AIM OF THE TASK: Reproduce each record below exactly as written.
= = = = =
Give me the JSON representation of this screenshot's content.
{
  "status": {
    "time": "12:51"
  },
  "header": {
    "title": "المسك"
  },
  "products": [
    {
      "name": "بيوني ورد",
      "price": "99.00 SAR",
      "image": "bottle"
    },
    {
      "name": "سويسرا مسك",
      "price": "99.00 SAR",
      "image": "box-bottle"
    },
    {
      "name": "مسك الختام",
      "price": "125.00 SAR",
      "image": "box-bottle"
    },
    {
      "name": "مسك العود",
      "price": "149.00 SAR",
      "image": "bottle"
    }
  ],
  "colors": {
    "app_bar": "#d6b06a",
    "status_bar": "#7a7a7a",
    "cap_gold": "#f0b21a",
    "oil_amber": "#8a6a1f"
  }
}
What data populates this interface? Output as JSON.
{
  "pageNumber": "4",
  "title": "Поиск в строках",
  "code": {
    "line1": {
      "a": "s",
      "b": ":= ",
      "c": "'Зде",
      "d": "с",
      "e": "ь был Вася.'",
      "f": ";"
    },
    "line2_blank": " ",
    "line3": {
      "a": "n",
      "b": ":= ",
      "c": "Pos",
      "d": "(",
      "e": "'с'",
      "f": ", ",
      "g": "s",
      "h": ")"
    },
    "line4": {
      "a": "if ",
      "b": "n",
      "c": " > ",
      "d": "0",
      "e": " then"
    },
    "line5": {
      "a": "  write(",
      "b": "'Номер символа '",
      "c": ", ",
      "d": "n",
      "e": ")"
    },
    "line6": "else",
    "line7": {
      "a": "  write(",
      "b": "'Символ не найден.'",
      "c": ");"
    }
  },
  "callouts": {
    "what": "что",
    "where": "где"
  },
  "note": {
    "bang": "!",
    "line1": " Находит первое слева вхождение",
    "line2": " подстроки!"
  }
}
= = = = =
RESPONSE:
Give me the JSON representation of this screenshot's content.
{
  "status": {
    "time": "12:51"
  },
  "header": {
    "title": "المسك"
  },
  "products": [
    {
      "name": "بيوني ورد",
      "price": "99.00 SAR",
      "image": "bottle"
    },
    {
      "name": "سويسرا مسك",
      "price": "99.00 SAR",
      "image": "box-bottle"
    },
    {
      "name": "مسك الختام",
      "price": "125.00 SAR",
      "image": "box-bottle"
    },
    {
      "name": "مسك العود",
      "price": "149.00 SAR",
      "image": "bottle"
    }
  ],
  "colors": {
    "app_bar": "#d6b06a",
    "status_bar": "#7a7a7a",
    "cap_gold": "#f0b21a",
    "oil_amber": "#8a6a1f"
  }
}
What data populates this interface? Output as JSON.
{
  "pageNumber": "4",
  "title": "Поиск в строках",
  "code": {
    "line1": {
      "a": "s",
      "b": ":= ",
      "c": "'Зде",
      "d": "с",
      "e": "ь был Вася.'",
      "f": ";"
    },
    "line2_blank": " ",
    "line3": {
      "a": "n",
      "b": ":= ",
      "c": "Pos",
      "d": "(",
      "e": "'с'",
      "f": ", ",
      "g": "s",
      "h": ")"
    },
    "line4": {
      "a": "if ",
      "b": "n",
      "c": " > ",
      "d": "0",
      "e": " then"
    },
    "line5": {
      "a": "  write(",
      "b": "'Номер символа '",
      "c": ", ",
      "d": "n",
      "e": ")"
    },
    "line6": "else",
    "line7": {
      "a": "  write(",
      "b": "'Символ не найден.'",
      "c": ");"
    }
  },
  "callouts": {
    "what": "что",
    "where": "где"
  },
  "note": {
    "bang": "!",
    "line1": " Находит первое слева вхождение",
    "line2": " подстроки!"
  }
}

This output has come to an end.